Well, Evans does give miracles a fair hearing even in literature not related to Judaism/Christianity. He noted that one of his presuppositions is theism. Although he is a Christian theist he does not deny the possibility of miraculous actions in history. Of course, Ehrman’s agnosticism makes him very skeptical to such reports if not completely closed to them.
I feel the same way. If I read an account where something “miraculous” took place I don’t know that I automatically agree that the interpretation of the event demands divine intervention (or the intervention of unseen forces like spirits, angels, or demons), but I am not closed to the possibility. I did come into Christianity through Pentecostalism!
That said, I wonder if we should leave room in our historiography for complete affirmation or denial of miraculous events. In other words, do I believe Jesus healed a blind man and raised some dead people? Yes. Do I think we can verify this historically? I’m not sure.
Remember, there are people present in some narratives where Jesus does the miraculous and they attribute it the work of Beelzebub. The event happens, some see a miracle of God, some see a work of Satan. I think historiography allows us to admit this before we make the next step where we say what we subjectively think about the event.
What can we verify? We can suggest that there is a strong probability that followers of Jesus saw him do things that they could not explain that they attributed to the work of God. This is an interpretation of the events though. At best, we know Jesus did enough to cause people to see him as a miracle worker. I don’t know if doing history allows one to makes claims that God did this or that.
Does this mean one cannot strongly believe that God did do this or that? Of course not! When we do history and construct histories we cannot do it without our presuppositions and worldviews bleeding into our historiography. Eventually all history moves from the data to interpretations of the data to a narrative constructed around that interpretation.
If someone is not a Christian they will likely say (data) people believed that Jesus healed a blind man, but (interpretation) there is likely some natural explanation or mythology developed based on crowd hype, therefore (narrative) we have a Jesus who was a perceived miracle worker though we “know” no one can do those things.
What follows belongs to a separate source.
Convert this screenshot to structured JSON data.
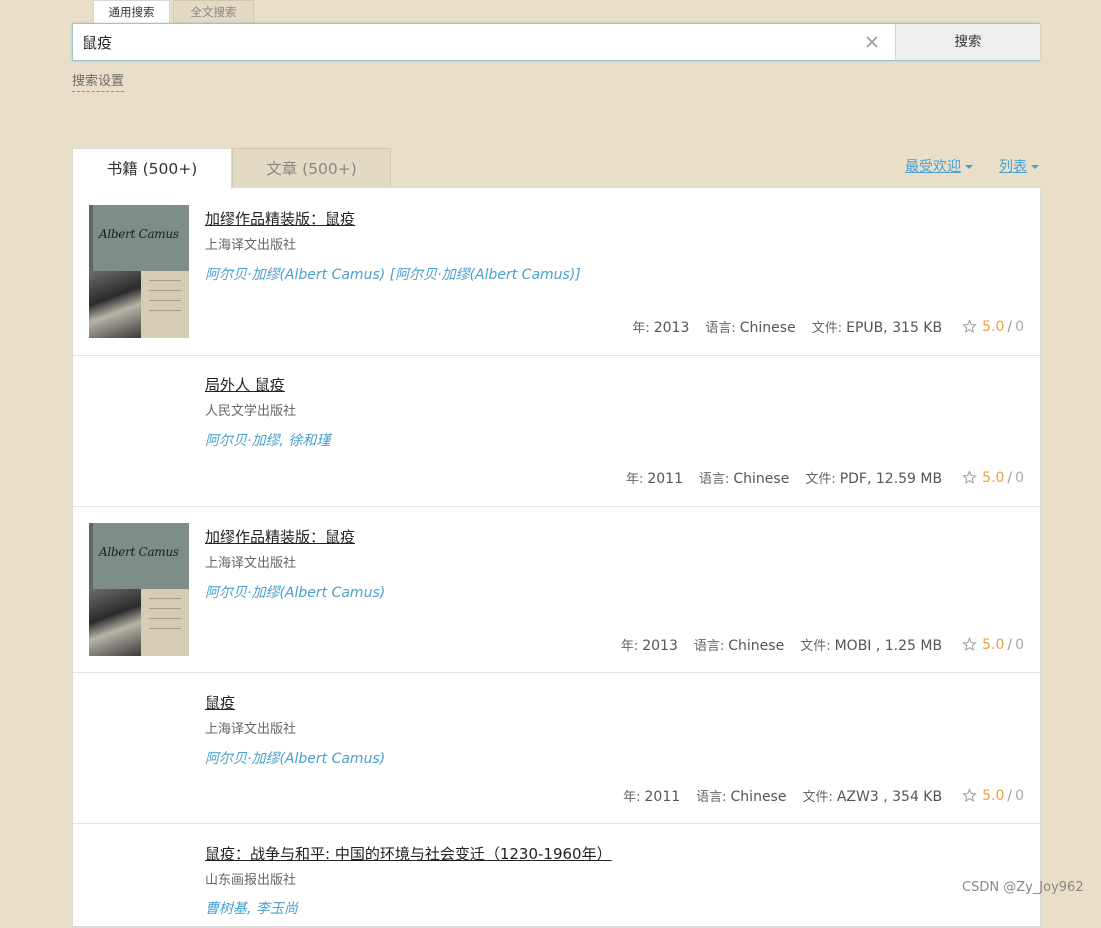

On the other hand a Christian see the data but (interpretation) it was a work of God like the Evangelists interpreted it to be and therefore (narrative) Jesus’ miracles prove A,B, and C about him.
At the end of the day history is not a science. It isn’t just an art either, but it may come closer to the latter than the former. Eventually our “histories” are interpretations of the data. We “know” things to some extent (I appreciate the insights of critical realists), but we use a subjective lens.